As planned, I hike back down to Squaw lake to meet a Washington Trails Association volunteer crew. With a roll of orange flagging and a Sharpie, I marked numerous trail jobs for them. I spend the day working with the crew. The Cathedral Pass trail was reconstructed in 2001 and it’s time for some heavy maintenance. The turnpike ditches need cleaning and the structures themselves are in need of more fill. Much of the day is occupied with picking up rocks and fitting them in the turnpikes. At lunchtime we all sit together, and I am surprised to learn that people have come from all over to volunteer–from the Midwest, from California. The conversation ranges far and wide. They are curious about my life as a ranger, and are especially interested in the natural history of the trees all around us–mountain hemlock, silver fir, Alaska yellow cedar. We go back to rock-gathering. Their work day finishes at mid-afternoon and we hike back up to the lake where they are camped. Some of them help me dig a new hole for the toilet. There’s a layer of organic soil and roots, then a layer of volcanic ash from the last eruption of Glacier Peak, then several inches compressed gravel and cobbles. We take turns pounding through it with a rock bar, then scoop out the rubble with our gloved hands. They don’t have to do this, so I am grateful for the assistance. At last I deem the hole deep enough and set the box in place. Good enough!
It’s late afternoon as I make my way back up to my solo camp. I’ve enjoyed the company and conversation, but am ready to relax. To the east, I notice a large white cloud billowing up behind Mt. Stuart. Impressive…it sure looks like a pyrocumulus. Some wildfires generate so much heat that the top of the smoke column turns into a thunderhead, a pyrocumulus.
I’ve heard nothing on the Forest Service radio about a large fire, so I don’t know what’s going on. There’s another large plume to the north of the first one. Could there possibly be two fires, and not a peep out of the radio? I convince myself that they are actually thunderstorms.
Anyway, I’m eager to get on with my evening. Before cooking my supper of tortellini with garden vegetables and pesto (the latter dehydrated at home), there’s time to swim in one of the tarns. My feet squelch through the ooze on the bottom then I let myself float forward and paddle around. The water isn’t deep and I don’t need much swimming to feel like a complete hedonist.
DAY FOUR: July 29, 2013
Topic of the Day: Leaving the Subalpine
As soon as I crawl out of the tent, the smell of smoke hits my nostrils. It’s drift smoke from some distant fire. The air is hazy as the sun rises. I feel unsettled–the smell of smoke always does this to me. Summer has just entered a new phase: fire season.
After eating breakfast on the rim of the ridge, I pack up camp and descend. One last look around at the meadows and trees…a familiar grumpy moment about always being on the move. One of these days, I promise myself, I’ll stay here and just loaf around in camp till noon.

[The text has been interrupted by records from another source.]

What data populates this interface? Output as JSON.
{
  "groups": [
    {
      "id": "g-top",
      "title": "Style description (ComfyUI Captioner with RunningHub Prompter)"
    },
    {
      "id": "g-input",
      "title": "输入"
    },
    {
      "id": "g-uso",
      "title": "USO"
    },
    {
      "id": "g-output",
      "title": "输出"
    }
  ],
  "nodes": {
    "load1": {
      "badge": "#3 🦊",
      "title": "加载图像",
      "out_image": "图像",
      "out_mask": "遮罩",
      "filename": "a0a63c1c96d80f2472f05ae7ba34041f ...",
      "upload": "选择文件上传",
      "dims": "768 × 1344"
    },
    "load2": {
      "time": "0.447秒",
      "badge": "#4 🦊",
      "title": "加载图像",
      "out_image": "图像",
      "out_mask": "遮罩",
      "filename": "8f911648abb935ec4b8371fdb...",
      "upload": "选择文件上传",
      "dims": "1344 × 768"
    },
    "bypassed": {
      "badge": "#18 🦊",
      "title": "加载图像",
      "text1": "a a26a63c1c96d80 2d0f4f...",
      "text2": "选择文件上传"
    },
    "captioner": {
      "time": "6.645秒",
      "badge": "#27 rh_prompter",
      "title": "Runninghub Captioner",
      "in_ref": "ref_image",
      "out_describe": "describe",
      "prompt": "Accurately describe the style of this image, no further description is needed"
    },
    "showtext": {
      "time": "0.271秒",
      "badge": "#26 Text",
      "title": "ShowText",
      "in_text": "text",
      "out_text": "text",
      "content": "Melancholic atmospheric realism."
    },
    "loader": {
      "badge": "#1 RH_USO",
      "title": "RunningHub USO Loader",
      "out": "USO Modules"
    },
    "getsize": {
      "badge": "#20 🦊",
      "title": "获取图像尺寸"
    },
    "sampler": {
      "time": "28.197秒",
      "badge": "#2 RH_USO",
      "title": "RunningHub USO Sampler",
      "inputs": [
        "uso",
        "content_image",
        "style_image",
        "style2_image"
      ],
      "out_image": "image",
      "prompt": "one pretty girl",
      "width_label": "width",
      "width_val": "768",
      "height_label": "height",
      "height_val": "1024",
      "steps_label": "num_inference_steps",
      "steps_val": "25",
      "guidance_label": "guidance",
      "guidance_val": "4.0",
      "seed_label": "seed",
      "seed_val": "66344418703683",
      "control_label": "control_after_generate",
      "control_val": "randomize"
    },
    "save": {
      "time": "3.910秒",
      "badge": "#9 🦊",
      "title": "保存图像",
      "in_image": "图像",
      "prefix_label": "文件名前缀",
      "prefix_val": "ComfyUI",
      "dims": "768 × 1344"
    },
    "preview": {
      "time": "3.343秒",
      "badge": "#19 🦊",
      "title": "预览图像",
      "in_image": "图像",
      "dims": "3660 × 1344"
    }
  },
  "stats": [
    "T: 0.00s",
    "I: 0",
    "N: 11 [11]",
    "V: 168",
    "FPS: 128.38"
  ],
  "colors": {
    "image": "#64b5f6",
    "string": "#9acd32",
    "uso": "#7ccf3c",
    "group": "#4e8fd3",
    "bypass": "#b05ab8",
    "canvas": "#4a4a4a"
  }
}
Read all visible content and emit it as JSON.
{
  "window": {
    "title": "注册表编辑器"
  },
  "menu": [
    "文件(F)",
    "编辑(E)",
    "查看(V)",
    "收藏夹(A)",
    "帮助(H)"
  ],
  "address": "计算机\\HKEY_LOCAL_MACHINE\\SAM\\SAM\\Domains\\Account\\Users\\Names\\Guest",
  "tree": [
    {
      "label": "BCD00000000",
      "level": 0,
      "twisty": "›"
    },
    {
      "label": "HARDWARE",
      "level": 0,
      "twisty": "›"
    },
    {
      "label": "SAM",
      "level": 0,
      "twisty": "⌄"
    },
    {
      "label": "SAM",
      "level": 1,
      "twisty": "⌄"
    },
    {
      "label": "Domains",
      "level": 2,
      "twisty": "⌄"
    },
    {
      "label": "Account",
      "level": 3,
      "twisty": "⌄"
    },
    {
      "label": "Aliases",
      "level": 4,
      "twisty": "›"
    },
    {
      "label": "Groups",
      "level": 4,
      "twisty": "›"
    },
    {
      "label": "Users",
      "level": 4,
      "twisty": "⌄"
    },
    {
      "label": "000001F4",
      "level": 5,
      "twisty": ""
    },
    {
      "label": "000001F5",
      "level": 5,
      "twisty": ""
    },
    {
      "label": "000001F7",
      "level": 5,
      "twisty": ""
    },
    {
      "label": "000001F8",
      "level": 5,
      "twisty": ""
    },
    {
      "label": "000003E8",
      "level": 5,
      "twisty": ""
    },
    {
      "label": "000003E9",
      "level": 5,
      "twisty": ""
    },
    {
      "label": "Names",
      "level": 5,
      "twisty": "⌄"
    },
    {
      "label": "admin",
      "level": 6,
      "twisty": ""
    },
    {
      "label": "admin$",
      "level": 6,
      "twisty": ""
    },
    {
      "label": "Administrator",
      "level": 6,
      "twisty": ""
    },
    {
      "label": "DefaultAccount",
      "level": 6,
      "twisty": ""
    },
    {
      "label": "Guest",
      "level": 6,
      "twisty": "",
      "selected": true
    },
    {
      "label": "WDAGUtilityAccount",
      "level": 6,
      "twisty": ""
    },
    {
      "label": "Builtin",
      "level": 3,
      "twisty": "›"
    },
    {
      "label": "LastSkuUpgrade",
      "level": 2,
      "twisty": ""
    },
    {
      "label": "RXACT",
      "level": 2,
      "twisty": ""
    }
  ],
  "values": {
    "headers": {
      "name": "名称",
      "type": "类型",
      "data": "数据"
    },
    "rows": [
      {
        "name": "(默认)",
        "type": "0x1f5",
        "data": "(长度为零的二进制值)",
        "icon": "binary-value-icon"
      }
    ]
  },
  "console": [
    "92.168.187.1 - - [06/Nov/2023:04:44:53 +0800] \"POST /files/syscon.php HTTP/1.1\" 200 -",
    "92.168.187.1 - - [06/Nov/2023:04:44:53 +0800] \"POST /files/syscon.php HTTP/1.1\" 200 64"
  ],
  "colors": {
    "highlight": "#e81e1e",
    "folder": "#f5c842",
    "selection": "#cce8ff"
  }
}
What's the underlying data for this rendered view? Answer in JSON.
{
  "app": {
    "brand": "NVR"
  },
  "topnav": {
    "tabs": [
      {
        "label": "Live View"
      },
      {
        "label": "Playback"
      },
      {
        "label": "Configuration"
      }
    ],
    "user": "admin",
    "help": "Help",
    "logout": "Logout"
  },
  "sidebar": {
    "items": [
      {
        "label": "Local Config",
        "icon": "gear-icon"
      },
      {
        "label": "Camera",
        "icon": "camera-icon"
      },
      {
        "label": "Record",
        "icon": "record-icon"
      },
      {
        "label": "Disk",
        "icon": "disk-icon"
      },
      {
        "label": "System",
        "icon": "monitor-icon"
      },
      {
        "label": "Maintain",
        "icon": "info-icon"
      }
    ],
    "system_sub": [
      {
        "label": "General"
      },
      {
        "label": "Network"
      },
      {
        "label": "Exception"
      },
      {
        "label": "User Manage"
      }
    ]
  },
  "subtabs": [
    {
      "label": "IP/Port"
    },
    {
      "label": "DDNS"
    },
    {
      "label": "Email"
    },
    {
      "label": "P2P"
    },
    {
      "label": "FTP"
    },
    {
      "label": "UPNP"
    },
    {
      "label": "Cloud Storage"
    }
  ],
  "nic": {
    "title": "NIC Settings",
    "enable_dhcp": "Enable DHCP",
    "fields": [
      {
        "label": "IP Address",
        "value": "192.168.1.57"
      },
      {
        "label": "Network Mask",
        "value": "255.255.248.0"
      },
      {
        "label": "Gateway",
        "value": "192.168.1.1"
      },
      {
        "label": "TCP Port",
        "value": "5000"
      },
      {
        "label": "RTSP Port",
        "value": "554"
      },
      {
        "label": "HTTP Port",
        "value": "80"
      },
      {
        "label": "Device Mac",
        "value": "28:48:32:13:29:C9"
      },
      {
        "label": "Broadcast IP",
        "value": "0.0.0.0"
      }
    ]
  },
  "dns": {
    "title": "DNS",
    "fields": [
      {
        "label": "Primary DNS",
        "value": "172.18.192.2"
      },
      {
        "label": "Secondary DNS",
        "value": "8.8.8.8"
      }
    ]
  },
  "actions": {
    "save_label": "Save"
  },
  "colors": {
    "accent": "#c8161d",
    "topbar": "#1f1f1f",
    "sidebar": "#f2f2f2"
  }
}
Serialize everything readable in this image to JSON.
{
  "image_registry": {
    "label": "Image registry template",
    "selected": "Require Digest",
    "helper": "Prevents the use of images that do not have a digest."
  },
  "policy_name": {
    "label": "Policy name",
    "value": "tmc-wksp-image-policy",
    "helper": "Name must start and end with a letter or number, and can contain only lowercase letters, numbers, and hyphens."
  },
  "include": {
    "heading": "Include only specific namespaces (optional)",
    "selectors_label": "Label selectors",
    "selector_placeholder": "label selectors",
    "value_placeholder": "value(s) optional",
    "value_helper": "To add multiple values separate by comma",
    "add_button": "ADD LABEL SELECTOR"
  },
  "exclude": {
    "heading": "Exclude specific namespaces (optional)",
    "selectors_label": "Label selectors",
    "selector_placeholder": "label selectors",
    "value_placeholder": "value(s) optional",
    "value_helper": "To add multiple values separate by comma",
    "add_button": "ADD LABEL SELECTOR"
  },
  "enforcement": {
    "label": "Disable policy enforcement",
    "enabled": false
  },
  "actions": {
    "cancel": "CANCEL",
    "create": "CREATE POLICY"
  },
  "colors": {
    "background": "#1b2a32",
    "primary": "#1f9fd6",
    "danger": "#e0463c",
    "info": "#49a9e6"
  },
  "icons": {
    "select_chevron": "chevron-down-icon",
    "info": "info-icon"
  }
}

I’ll lie on my belly with my eyes three inches from the ground so I can look straight at the red heather flowers with a pencil in my hand and a sketchbook. I will listen to the Clark’s nutcrackers going about their business with grating calls and watch them fly from snag to snag. I will gaze across the glacial valley and study the map, naming all the peaks. I’ll have another cup of coffee and drink it slowly. I will do all of this when the mosquitoes have died off because now I am itching and scratching and I have to hike so I can get back to the ranger station and make my reports.
Which is what I do. I haul a few more rocks with the WTA crew and discuss the priorities for the rest of their week. I like those people. Their efforts make the trail better.
I am down in less than two hours. Drop my pack at the bridge across the Cle Elum River, and filter another quart for the ride back. I rinse my dirty arms in the cold river, and dunk the top of my head. Transition time…
I did see a pyrocumulus. It’s the Colockum Tarps Fire, along the Columbia River breaks east of here. It’s big.
Thunderstorms are forecast for this week. We’ll see what happens.